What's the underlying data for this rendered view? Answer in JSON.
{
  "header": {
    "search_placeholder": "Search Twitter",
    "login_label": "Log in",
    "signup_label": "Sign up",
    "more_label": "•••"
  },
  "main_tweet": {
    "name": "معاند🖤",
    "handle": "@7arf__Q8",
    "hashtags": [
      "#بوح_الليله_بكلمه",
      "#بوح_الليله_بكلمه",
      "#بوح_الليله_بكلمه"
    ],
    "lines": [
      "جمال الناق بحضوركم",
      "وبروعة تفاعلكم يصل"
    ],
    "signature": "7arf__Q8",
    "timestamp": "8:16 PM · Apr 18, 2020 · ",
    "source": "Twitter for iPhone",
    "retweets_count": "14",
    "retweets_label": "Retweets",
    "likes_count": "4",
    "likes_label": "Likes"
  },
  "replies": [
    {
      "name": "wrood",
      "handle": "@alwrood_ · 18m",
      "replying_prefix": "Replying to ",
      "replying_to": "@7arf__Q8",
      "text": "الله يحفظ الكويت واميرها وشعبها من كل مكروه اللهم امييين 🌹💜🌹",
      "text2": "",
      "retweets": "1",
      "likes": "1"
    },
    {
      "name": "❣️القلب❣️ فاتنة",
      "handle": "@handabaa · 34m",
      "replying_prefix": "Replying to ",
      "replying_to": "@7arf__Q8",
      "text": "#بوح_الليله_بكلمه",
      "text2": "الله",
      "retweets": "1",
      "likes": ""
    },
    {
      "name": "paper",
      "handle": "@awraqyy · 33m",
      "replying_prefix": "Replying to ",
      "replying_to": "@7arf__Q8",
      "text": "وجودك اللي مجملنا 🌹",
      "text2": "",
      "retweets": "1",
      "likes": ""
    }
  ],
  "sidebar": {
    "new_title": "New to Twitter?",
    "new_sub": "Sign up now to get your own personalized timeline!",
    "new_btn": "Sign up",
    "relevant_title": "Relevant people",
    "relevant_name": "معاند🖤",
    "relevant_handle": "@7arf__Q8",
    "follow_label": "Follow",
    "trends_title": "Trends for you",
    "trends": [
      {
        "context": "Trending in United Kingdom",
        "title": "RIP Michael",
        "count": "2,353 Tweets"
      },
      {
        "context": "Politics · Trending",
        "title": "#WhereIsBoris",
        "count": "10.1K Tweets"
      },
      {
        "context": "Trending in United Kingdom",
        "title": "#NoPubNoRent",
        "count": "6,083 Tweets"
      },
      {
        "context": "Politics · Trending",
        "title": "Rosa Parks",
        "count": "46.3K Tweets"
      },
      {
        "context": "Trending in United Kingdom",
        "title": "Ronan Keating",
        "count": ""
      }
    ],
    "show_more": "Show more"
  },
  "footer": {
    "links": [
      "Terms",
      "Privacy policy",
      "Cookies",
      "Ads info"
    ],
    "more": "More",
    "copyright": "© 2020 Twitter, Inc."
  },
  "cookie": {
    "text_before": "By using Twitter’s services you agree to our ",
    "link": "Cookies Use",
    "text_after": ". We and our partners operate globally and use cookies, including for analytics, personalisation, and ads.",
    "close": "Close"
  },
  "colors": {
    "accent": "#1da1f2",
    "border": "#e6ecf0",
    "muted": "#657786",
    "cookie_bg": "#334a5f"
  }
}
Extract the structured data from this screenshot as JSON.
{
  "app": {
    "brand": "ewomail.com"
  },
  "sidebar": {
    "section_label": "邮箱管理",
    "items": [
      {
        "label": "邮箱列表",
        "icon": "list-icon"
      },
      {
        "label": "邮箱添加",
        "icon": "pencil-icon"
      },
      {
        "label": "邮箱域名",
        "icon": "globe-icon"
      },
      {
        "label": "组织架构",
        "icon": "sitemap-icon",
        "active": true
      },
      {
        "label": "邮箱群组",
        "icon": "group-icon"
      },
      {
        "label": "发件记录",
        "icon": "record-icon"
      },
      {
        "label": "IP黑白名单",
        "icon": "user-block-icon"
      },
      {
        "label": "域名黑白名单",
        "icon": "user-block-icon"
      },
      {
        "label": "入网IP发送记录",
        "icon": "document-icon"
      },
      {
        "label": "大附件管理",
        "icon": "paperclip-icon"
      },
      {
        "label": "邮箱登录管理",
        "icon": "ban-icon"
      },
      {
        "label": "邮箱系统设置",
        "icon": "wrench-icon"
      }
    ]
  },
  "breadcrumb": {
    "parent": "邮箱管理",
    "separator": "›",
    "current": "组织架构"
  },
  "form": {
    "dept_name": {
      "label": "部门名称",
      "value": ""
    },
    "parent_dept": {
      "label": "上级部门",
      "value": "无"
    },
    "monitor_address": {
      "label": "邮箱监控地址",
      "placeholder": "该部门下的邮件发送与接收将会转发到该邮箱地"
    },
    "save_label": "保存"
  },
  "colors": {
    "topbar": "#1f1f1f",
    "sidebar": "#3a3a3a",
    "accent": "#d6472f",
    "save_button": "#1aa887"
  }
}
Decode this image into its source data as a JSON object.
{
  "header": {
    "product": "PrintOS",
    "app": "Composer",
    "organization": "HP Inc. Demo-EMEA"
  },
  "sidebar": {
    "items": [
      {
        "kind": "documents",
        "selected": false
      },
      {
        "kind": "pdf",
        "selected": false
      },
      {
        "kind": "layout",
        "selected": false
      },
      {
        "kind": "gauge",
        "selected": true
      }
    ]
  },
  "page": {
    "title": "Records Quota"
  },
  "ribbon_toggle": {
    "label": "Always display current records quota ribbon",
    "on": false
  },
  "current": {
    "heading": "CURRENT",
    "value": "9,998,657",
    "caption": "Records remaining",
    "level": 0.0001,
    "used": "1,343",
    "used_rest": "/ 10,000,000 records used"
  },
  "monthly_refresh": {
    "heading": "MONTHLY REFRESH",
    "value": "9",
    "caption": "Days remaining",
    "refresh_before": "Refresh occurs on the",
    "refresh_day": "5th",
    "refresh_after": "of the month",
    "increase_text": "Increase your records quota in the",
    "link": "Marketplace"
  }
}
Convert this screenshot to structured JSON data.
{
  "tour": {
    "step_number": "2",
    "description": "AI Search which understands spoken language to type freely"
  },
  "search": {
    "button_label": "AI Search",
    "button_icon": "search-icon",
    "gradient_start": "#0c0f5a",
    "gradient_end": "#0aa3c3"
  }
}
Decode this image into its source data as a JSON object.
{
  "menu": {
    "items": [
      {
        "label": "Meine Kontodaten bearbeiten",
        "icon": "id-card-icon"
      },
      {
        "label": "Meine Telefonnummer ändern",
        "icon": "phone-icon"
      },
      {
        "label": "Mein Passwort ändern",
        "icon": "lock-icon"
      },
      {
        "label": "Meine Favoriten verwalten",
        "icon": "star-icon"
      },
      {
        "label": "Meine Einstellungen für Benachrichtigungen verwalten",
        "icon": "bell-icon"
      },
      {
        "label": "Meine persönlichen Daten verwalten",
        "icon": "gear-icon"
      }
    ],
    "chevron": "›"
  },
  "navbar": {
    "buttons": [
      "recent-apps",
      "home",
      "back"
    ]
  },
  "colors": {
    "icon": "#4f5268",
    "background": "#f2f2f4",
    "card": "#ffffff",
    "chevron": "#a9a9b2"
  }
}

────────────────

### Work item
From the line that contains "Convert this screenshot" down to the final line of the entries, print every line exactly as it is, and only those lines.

### Answer box
Convert this screenshot to structured JSON data.
{
  "tour": {
    "step_number": "2",
    "description": "AI Search which understands spoken language to type freely"
  },
  "search": {
    "button_label": "AI Search",
    "button_icon": "search-icon",
    "gradient_start": "#0c0f5a",
    "gradient_end": "#0aa3c3"
  }
}
Decode this image into its source data as a JSON object.
{
  "menu": {
    "items": [
      {
        "label": "Meine Kontodaten bearbeiten",
        "icon": "id-card-icon"
      },
      {
        "label": "Meine Telefonnummer ändern",
        "icon": "phone-icon"
      },
      {
        "label": "Mein Passwort ändern",
        "icon": "lock-icon"
      },
      {
        "label": "Meine Favoriten verwalten",
        "icon": "star-icon"
      },
      {
        "label": "Meine Einstellungen für Benachrichtigungen verwalten",
        "icon": "bell-icon"
      },
      {
        "label": "Meine persönlichen Daten verwalten",
        "icon": "gear-icon"
      }
    ],
    "chevron": "›"
  },
  "navbar": {
    "buttons": [
      "recent-apps",
      "home",
      "back"
    ]
  },
  "colors": {
    "icon": "#4f5268",
    "background": "#f2f2f4",
    "card": "#ffffff",
    "chevron": "#a9a9b2"
  }
}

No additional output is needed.